• _Exercise goal_:
The response must restate the data exactly, with nothing left out.

• _Entries provided_:

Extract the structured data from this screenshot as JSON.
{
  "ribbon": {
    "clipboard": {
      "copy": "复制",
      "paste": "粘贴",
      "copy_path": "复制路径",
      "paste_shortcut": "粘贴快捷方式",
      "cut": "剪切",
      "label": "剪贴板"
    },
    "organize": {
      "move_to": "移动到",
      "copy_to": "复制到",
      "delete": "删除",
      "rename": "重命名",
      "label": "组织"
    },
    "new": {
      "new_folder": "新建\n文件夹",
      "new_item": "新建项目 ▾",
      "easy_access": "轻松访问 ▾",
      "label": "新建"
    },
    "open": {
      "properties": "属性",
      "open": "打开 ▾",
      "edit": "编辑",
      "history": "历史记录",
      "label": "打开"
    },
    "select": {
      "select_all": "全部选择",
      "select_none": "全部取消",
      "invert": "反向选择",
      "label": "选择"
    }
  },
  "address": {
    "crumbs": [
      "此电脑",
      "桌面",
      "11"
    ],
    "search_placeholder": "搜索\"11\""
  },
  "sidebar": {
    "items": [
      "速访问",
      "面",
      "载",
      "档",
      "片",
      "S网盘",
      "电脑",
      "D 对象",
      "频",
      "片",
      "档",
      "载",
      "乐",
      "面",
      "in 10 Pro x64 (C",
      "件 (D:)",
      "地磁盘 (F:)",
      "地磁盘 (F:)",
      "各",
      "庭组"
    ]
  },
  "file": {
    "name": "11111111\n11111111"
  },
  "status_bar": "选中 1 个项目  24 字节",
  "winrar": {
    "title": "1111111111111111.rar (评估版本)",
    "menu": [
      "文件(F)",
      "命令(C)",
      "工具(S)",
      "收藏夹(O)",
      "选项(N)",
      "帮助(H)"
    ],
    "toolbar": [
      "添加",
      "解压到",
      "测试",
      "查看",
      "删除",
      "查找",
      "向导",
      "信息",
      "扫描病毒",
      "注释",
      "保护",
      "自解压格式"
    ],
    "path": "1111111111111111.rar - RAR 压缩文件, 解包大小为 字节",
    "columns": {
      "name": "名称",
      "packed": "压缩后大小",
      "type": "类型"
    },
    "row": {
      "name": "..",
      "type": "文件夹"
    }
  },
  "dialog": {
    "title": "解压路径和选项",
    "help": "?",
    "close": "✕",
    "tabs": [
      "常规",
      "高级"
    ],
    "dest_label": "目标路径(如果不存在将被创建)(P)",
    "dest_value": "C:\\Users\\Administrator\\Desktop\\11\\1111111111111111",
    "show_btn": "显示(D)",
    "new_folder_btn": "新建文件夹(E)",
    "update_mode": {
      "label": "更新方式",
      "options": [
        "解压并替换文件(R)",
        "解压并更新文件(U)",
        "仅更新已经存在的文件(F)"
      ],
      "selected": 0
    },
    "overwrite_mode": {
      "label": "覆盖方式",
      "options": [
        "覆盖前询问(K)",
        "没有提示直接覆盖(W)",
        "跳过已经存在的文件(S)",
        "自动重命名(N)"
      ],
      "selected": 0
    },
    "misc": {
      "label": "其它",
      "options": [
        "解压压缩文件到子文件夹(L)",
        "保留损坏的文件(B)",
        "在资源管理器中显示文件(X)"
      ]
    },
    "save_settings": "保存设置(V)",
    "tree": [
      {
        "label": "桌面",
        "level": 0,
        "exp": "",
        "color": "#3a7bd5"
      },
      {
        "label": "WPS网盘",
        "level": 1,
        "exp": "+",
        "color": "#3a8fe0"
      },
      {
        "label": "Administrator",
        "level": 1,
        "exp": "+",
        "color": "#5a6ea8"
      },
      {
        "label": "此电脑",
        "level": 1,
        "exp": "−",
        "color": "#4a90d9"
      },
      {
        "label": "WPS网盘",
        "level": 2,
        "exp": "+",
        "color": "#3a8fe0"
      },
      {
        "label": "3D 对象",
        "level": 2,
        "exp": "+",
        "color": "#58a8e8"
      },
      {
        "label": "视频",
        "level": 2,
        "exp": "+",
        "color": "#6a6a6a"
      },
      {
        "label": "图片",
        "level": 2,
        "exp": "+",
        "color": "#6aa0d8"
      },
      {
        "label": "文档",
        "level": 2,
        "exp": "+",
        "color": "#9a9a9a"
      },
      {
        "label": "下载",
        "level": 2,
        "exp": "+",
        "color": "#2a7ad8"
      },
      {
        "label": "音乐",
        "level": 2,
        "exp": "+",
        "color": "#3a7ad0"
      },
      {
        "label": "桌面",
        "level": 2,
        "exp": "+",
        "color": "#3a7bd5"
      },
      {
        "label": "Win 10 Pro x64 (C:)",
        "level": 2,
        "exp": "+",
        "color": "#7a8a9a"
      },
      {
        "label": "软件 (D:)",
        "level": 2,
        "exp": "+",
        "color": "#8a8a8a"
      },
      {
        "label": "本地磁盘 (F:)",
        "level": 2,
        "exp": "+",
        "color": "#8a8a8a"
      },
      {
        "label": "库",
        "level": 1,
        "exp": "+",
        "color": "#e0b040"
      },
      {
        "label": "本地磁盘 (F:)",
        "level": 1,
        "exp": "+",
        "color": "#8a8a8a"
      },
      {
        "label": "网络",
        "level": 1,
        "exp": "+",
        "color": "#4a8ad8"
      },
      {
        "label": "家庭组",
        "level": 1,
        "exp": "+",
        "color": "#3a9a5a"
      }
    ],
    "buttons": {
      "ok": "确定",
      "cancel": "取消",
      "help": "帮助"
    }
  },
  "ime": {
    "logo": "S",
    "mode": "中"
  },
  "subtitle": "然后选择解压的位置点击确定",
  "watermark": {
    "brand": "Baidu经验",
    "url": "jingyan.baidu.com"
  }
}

• _Result of this task_:
Extract the structured data from this screenshot as JSON.
{
  "ribbon": {
    "clipboard": {
      "copy": "复制",
      "paste": "粘贴",
      "copy_path": "复制路径",
      "paste_shortcut": "粘贴快捷方式",
      "cut": "剪切",
      "label": "剪贴板"
    },
    "organize": {
      "move_to": "移动到",
      "copy_to": "复制到",
      "delete": "删除",
      "rename": "重命名",
      "label": "组织"
    },
    "new": {
      "new_folder": "新建\n文件夹",
      "new_item": "新建项目 ▾",
      "easy_access": "轻松访问 ▾",
      "label": "新建"
    },
    "open": {
      "properties": "属性",
      "open": "打开 ▾",
      "edit": "编辑",
      "history": "历史记录",
      "label": "打开"
    },
    "select": {
      "select_all": "全部选择",
      "select_none": "全部取消",
      "invert": "反向选择",
      "label": "选择"
    }
  },
  "address": {
    "crumbs": [
      "此电脑",
      "桌面",
      "11"
    ],
    "search_placeholder": "搜索\"11\""
  },
  "sidebar": {
    "items": [
      "速访问",
      "面",
      "载",
      "档",
      "片",
      "S网盘",
      "电脑",
      "D 对象",
      "频",
      "片",
      "档",
      "载",
      "乐",
      "面",
      "in 10 Pro x64 (C",
      "件 (D:)",
      "地磁盘 (F:)",
      "地磁盘 (F:)",
      "各",
      "庭组"
    ]
  },
  "file": {
    "name": "11111111\n11111111"
  },
  "status_bar": "选中 1 个项目  24 字节",
  "winrar": {
    "title": "1111111111111111.rar (评估版本)",
    "menu": [
      "文件(F)",
      "命令(C)",
      "工具(S)",
      "收藏夹(O)",
      "选项(N)",
      "帮助(H)"
    ],
    "toolbar": [
      "添加",
      "解压到",
      "测试",
      "查看",
      "删除",
      "查找",
      "向导",
      "信息",
      "扫描病毒",
      "注释",
      "保护",
      "自解压格式"
    ],
    "path": "1111111111111111.rar - RAR 压缩文件, 解包大小为 字节",
    "columns": {
      "name": "名称",
      "packed": "压缩后大小",
      "type": "类型"
    },
    "row": {
      "name": "..",
      "type": "文件夹"
    }
  },
  "dialog": {
    "title": "解压路径和选项",
    "help": "?",
    "close": "✕",
    "tabs": [
      "常规",
      "高级"
    ],
    "dest_label": "目标路径(如果不存在将被创建)(P)",
    "dest_value": "C:\\Users\\Administrator\\Desktop\\11\\1111111111111111",
    "show_btn": "显示(D)",
    "new_folder_btn": "新建文件夹(E)",
    "update_mode": {
      "label": "更新方式",
      "options": [
        "解压并替换文件(R)",
        "解压并更新文件(U)",
        "仅更新已经存在的文件(F)"
      ],
      "selected": 0
    },
    "overwrite_mode": {
      "label": "覆盖方式",
      "options": [
        "覆盖前询问(K)",
        "没有提示直接覆盖(W)",
        "跳过已经存在的文件(S)",
        "自动重命名(N)"
      ],
      "selected": 0
    },
    "misc": {
      "label": "其它",
      "options": [
        "解压压缩文件到子文件夹(L)",
        "保留损坏的文件(B)",
        "在资源管理器中显示文件(X)"
      ]
    },
    "save_settings": "保存设置(V)",
    "tree": [
      {
        "label": "桌面",
        "level": 0,
        "exp": "",
        "color": "#3a7bd5"
      },
      {
        "label": "WPS网盘",
        "level": 1,
        "exp": "+",
        "color": "#3a8fe0"
      },
      {
        "label": "Administrator",
        "level": 1,
        "exp": "+",
        "color": "#5a6ea8"
      },
      {
        "label": "此电脑",
        "level": 1,
        "exp": "−",
        "color": "#4a90d9"
      },
      {
        "label": "WPS网盘",
        "level": 2,
        "exp": "+",
        "color": "#3a8fe0"
      },
      {
        "label": "3D 对象",
        "level": 2,
        "exp": "+",
        "color": "#58a8e8"
      },
      {
        "label": "视频",
        "level": 2,
        "exp": "+",
        "color": "#6a6a6a"
      },
      {
        "label": "图片",
        "level": 2,
        "exp": "+",
        "color": "#6aa0d8"
      },
      {
        "label": "文档",
        "level": 2,
        "exp": "+",
        "color": "#9a9a9a"
      },
      {
        "label": "下载",
        "level": 2,
        "exp": "+",
        "color": "#2a7ad8"
      },
      {
        "label": "音乐",
        "level": 2,
        "exp": "+",
        "color": "#3a7ad0"
      },
      {
        "label": "桌面",
        "level": 2,
        "exp": "+",
        "color": "#3a7bd5"
      },
      {
        "label": "Win 10 Pro x64 (C:)",
        "level": 2,
        "exp": "+",
        "color": "#7a8a9a"
      },
      {
        "label": "软件 (D:)",
        "level": 2,
        "exp": "+",
        "color": "#8a8a8a"
      },
      {
        "label": "本地磁盘 (F:)",
        "level": 2,
        "exp": "+",
        "color": "#8a8a8a"
      },
      {
        "label": "库",
        "level": 1,
        "exp": "+",
        "color": "#e0b040"
      },
      {
        "label": "本地磁盘 (F:)",
        "level": 1,
        "exp": "+",
        "color": "#8a8a8a"
      },
      {
        "label": "网络",
        "level": 1,
        "exp": "+",
        "color": "#4a8ad8"
      },
      {
        "label": "家庭组",
        "level": 1,
        "exp": "+",
        "color": "#3a9a5a"
      }
    ],
    "buttons": {
      "ok": "确定",
      "cancel": "取消",
      "help": "帮助"
    }
  },
  "ime": {
    "logo": "S",
    "mode": "中"
  },
  "subtitle": "然后选择解压的位置点击确定",
  "watermark": {
    "brand": "Baidu经验",
    "url": "jingyan.baidu.com"
  }
}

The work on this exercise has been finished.